How To Read draws heavily on the author's experience as a professor of English - indeed, the book is geared towards students of literature that hope to better understand the analytical process that often takes place in the classrooms and by the teachers. The work is constructed on the age-old idea that books and writing are seldom original - and that, in fact, to get the most out of one's reading experience one has to train oneself to detect patterns, symbolism and historical links all of which are contained in a literary work. Foster illustrates this concept by setting forth key themes and indicators which he finds to be most fundamental to literary reading and analysis, through an approach that is less scholarly and more personal. This instruction manual for students of literature frequently cites works of great fiction and classics so as to provide references for the author's arguments, even concluding with an analysis of a particular twentieth century short story.
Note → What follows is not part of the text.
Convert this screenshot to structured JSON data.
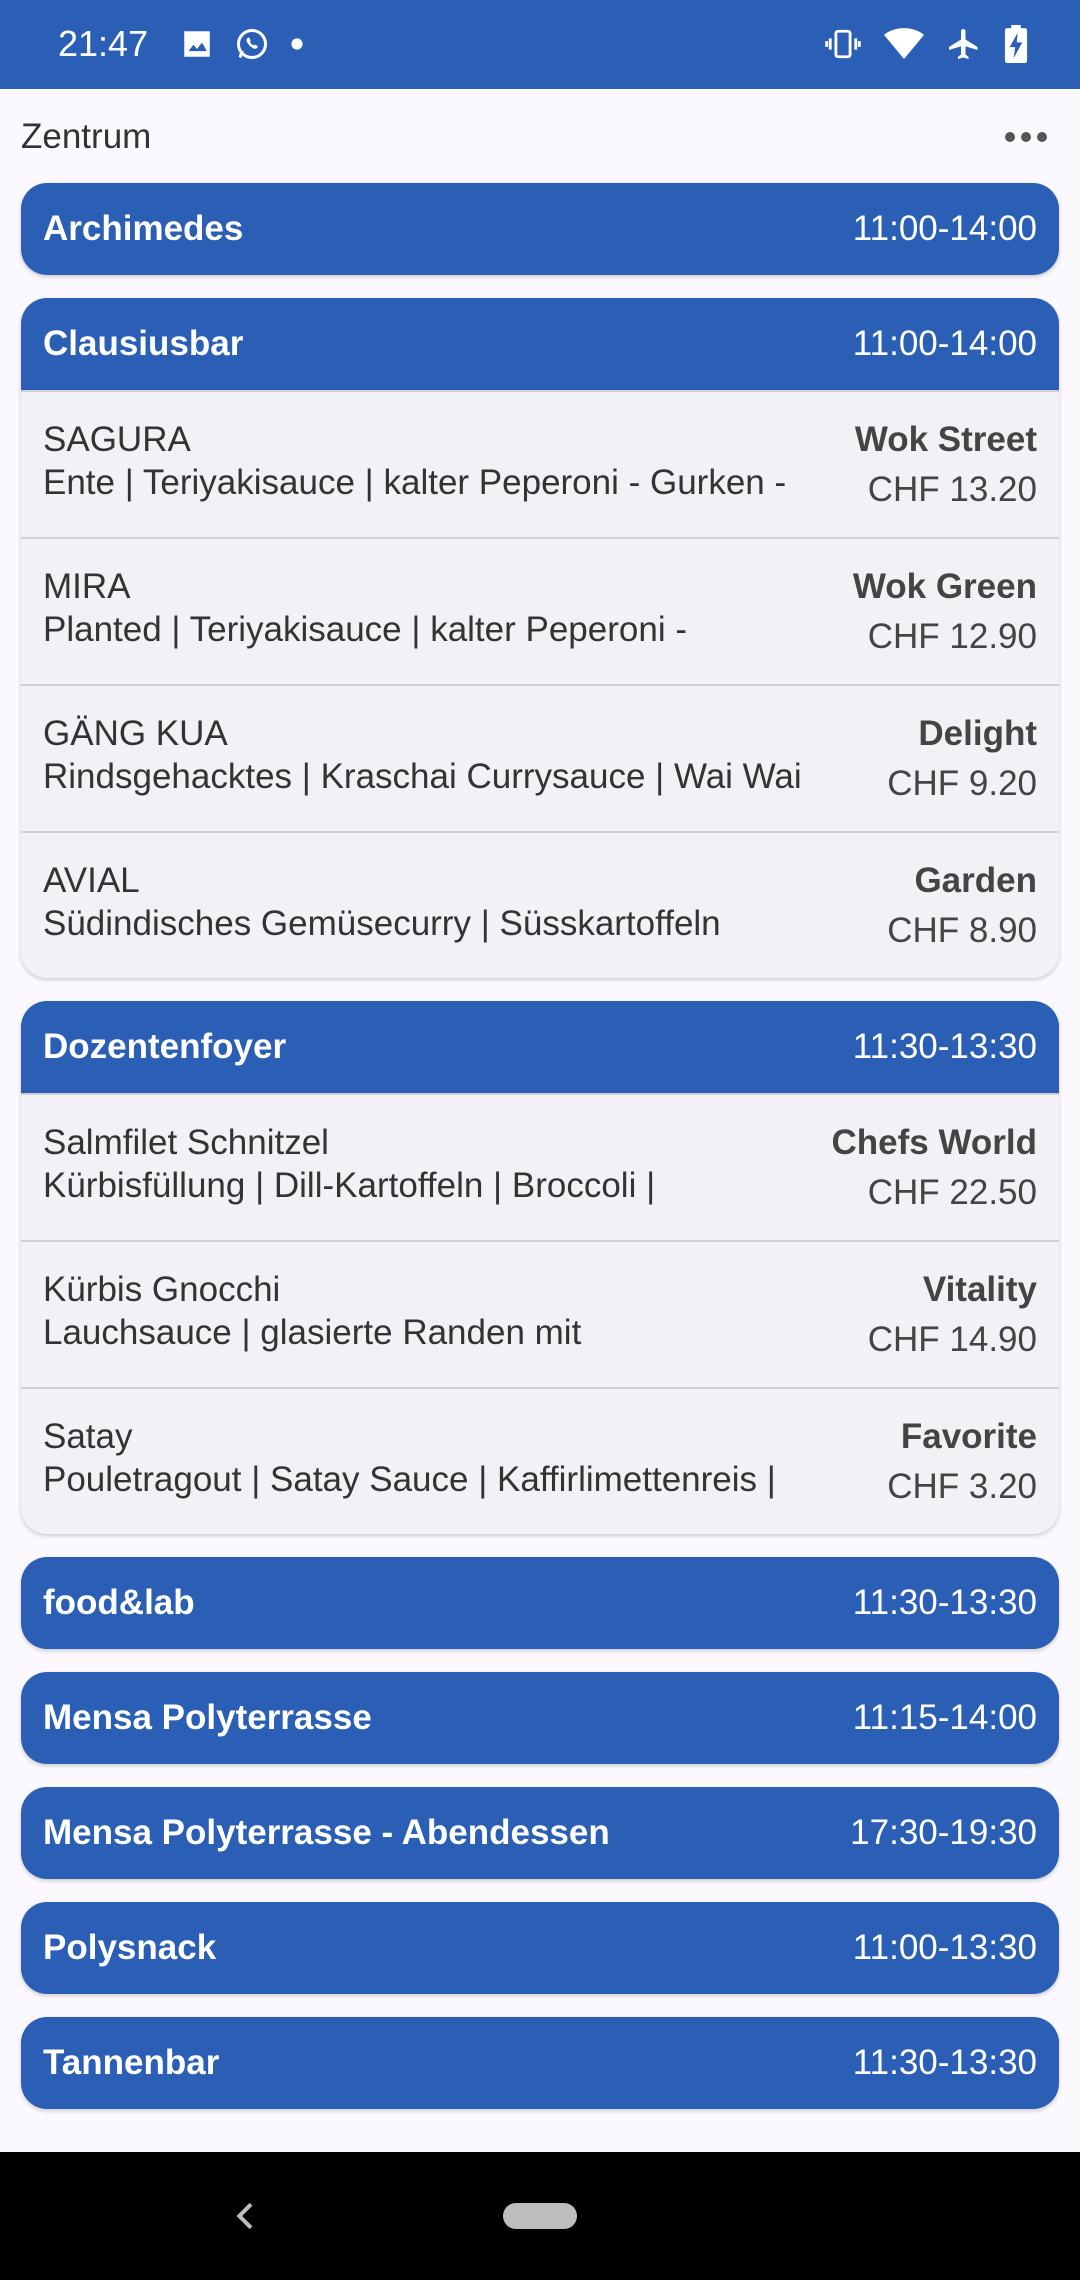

The books has been well received by reviewers, lauded particularly by educationalists who have found Foster's work helpful for suggesting novel approaches to reading and making accessible the process of engagement with literature. Many have expressed appreciation of the "Lively and Entertaining" voice of the work, finding that the title lives up to its promise of delivering an engaging read. The work has not, however, been without its criticism. For example, Alan Jacobs, author and Professor, has criticized How to Read by challenging the premise that reading is best done with a highly trained or professional eye, and emphasizes instead the value of reading for pleasure. With a field as complex and vast as literary theory and analysis, judgments on the more elemental characteristics of fictive writing are far from conclusive. Foster himself has admitted to receiving criticism and competing interpretations from his readers, and acknowledges that the ideas presented in his work are subjective and not necessarily comprehensive of literary tools and features.